◆ TO DO ◆
Copy all lines holding the word "Most" from the entries.

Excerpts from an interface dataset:
◆ ◆ ◆ ◆ ◆
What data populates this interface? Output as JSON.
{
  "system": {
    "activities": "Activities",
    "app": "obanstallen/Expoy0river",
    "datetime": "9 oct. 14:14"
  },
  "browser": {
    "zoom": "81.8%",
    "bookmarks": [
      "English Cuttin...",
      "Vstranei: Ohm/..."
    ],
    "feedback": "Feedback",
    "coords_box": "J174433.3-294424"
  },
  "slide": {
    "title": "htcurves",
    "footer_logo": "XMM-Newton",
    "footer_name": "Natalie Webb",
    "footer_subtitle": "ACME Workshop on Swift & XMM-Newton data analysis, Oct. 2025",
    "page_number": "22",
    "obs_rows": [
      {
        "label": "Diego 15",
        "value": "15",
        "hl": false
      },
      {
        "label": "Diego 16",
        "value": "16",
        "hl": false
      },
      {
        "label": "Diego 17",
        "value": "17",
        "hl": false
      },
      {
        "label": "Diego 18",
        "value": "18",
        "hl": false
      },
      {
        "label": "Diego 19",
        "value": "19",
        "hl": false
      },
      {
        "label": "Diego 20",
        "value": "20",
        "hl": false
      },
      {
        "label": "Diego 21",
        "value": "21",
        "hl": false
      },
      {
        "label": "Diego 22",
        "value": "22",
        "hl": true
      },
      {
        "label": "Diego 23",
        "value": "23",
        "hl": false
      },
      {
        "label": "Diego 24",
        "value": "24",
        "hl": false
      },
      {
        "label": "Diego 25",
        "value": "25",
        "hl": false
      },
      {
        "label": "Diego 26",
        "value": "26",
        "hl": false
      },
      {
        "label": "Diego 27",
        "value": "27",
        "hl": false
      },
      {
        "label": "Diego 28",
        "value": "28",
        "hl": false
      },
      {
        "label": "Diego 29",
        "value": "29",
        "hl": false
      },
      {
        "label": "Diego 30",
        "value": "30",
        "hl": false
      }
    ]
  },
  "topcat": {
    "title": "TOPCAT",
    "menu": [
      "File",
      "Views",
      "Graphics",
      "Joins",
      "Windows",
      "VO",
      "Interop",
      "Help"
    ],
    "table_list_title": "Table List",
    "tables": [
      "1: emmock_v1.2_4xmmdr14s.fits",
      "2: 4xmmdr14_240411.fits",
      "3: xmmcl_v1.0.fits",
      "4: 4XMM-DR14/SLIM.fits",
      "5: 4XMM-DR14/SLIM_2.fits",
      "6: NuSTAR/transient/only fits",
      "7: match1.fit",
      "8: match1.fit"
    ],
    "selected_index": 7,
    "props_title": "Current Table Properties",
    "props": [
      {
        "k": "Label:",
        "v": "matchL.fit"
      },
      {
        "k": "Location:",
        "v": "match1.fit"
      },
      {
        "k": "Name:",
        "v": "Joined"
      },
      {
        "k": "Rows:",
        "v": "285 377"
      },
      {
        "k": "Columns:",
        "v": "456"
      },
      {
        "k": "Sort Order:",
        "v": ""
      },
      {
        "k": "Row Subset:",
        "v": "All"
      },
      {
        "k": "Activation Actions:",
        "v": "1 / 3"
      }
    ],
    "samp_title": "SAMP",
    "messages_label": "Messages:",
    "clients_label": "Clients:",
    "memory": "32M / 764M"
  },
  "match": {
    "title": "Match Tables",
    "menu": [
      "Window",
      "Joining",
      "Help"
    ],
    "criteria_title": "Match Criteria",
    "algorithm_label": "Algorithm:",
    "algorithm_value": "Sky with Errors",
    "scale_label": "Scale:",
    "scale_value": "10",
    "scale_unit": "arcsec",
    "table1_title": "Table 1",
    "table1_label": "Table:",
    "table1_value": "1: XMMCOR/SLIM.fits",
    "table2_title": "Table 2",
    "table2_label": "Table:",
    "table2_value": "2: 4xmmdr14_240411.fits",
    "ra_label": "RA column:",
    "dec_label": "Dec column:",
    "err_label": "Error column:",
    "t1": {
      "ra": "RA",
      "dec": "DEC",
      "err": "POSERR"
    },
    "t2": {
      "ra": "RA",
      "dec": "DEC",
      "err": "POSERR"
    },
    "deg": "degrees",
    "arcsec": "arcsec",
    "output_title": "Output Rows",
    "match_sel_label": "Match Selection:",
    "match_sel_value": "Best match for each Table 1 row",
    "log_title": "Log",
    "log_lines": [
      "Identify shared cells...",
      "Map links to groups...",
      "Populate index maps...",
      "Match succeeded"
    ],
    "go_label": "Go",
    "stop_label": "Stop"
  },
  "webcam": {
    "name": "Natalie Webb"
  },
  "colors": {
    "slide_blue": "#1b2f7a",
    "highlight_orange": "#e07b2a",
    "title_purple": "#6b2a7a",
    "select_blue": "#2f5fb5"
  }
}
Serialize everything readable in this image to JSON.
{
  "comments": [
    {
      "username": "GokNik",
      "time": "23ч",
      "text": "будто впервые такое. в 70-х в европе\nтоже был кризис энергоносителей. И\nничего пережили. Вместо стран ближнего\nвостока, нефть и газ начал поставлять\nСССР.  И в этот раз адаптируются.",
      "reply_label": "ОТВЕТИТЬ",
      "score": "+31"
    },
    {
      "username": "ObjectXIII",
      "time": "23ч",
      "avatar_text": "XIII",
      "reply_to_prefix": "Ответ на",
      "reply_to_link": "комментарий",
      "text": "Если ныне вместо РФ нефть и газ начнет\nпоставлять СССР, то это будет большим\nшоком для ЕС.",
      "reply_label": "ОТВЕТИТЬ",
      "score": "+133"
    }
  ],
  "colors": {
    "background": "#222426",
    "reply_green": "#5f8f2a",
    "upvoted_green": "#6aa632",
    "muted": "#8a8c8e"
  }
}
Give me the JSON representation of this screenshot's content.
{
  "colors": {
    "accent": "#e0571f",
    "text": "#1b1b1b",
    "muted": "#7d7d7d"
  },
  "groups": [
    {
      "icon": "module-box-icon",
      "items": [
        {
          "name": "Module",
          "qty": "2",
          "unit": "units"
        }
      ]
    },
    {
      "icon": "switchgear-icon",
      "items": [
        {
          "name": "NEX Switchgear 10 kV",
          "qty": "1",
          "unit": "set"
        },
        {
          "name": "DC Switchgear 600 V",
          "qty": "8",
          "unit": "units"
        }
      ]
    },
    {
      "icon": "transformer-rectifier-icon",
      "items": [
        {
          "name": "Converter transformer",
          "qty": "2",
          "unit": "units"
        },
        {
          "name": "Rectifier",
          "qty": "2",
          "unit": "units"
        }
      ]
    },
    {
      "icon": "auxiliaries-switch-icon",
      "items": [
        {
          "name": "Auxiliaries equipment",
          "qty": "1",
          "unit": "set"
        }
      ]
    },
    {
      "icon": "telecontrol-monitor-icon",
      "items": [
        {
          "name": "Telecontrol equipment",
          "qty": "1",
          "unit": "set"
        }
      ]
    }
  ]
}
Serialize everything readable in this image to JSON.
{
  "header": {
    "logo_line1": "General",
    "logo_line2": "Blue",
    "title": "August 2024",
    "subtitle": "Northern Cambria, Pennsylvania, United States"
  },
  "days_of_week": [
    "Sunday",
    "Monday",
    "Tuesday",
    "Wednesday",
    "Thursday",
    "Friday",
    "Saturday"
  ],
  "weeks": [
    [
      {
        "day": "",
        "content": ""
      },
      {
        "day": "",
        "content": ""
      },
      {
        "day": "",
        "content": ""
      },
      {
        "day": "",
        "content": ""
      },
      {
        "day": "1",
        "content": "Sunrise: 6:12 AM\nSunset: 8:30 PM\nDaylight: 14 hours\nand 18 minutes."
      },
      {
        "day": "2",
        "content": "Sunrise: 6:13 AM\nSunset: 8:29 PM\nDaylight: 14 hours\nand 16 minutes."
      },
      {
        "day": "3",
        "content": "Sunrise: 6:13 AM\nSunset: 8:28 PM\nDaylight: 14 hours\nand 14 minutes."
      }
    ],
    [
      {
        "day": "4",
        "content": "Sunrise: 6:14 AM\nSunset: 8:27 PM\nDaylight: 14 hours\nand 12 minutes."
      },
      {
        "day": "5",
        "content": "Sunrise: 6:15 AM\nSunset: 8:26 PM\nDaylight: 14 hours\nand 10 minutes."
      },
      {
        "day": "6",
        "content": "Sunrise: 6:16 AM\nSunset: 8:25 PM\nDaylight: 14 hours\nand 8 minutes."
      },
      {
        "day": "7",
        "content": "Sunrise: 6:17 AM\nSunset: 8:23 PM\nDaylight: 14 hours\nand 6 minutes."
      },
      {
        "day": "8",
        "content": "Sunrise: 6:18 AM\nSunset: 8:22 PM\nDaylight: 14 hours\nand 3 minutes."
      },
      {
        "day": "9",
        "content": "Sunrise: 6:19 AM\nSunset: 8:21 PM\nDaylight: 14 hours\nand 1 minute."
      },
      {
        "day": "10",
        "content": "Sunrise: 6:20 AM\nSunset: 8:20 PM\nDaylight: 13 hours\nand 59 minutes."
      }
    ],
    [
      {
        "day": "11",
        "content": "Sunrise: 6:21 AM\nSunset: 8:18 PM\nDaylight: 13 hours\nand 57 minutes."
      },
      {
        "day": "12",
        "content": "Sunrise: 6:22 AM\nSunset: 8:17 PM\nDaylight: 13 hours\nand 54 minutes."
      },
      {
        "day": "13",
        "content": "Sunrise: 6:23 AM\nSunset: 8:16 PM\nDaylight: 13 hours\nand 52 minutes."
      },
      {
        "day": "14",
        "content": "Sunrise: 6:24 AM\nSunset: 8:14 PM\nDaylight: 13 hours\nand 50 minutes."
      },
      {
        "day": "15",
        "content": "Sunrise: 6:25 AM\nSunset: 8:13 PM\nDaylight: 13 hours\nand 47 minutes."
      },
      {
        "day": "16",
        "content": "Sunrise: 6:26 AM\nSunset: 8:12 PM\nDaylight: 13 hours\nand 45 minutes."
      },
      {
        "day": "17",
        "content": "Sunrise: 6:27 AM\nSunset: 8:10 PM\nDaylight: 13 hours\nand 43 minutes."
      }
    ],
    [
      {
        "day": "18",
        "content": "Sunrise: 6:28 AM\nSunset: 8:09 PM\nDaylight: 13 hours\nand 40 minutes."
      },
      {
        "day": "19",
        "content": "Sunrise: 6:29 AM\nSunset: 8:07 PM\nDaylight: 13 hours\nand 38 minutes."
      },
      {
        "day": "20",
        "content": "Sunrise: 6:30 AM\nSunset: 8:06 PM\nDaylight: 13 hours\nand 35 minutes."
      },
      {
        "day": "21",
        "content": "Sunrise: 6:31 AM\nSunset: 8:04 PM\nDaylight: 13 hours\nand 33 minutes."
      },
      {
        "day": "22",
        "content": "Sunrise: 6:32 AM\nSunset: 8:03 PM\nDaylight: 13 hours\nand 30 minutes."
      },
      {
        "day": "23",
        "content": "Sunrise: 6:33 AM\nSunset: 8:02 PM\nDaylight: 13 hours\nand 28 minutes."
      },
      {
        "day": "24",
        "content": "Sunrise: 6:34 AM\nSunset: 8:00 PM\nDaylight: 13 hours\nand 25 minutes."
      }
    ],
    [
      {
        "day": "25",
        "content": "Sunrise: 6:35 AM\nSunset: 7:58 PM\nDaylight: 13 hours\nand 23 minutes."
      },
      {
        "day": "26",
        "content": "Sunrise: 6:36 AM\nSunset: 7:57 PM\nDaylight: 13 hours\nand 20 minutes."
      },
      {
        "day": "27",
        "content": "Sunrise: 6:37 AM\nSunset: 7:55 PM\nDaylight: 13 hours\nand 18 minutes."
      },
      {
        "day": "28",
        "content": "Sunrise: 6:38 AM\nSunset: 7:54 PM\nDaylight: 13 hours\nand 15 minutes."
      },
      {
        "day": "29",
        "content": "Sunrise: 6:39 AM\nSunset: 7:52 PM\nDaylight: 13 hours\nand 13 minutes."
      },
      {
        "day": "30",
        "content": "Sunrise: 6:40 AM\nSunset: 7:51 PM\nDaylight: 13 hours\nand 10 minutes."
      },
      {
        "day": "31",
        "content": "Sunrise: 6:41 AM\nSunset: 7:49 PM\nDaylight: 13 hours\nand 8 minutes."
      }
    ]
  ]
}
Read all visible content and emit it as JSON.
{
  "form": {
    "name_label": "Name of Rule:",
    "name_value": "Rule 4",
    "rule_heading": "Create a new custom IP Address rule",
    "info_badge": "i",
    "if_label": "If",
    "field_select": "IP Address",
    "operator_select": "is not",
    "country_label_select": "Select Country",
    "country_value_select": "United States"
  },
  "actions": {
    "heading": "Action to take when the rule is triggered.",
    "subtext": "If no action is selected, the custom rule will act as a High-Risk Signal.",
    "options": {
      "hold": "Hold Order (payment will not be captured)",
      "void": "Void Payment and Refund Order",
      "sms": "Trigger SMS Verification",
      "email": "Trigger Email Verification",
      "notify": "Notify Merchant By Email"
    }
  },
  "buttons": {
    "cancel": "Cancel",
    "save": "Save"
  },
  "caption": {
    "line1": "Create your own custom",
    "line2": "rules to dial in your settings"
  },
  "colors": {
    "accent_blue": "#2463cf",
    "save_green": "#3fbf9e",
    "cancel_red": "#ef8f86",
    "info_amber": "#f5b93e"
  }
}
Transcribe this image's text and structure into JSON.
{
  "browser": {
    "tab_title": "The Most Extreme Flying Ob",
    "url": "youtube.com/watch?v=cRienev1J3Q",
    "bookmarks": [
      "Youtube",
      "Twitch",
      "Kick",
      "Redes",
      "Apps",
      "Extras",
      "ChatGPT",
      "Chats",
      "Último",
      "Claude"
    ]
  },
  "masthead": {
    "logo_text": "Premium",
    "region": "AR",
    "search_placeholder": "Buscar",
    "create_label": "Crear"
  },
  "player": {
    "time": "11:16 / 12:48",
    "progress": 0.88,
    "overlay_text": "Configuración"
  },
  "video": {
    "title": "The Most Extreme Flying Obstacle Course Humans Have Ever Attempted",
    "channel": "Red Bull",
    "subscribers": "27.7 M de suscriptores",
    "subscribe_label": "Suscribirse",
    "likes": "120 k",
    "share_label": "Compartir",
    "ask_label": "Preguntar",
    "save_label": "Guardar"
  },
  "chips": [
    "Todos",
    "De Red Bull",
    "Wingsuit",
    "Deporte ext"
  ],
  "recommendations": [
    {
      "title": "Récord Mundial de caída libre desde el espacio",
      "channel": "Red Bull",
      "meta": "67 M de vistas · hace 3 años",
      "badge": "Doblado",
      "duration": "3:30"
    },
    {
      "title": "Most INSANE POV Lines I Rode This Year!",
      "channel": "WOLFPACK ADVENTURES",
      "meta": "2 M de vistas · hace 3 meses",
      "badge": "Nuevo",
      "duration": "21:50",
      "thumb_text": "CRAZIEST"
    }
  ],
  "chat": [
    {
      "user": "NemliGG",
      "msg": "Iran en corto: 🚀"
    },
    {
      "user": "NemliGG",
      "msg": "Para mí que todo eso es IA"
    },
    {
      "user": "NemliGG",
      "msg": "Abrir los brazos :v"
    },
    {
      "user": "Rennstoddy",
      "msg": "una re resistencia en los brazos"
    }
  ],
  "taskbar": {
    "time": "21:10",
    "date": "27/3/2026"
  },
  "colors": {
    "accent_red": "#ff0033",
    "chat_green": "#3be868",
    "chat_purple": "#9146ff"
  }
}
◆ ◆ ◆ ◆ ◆
◆ OUTPUT FOR THIS EXERCISE ◆
    "tab_title": "The Most Extreme Flying Ob",
    "title": "The Most Extreme Flying Obstacle Course Humans Have Ever Attempted",
      "title": "Most INSANE POV Lines I Rode This Year!",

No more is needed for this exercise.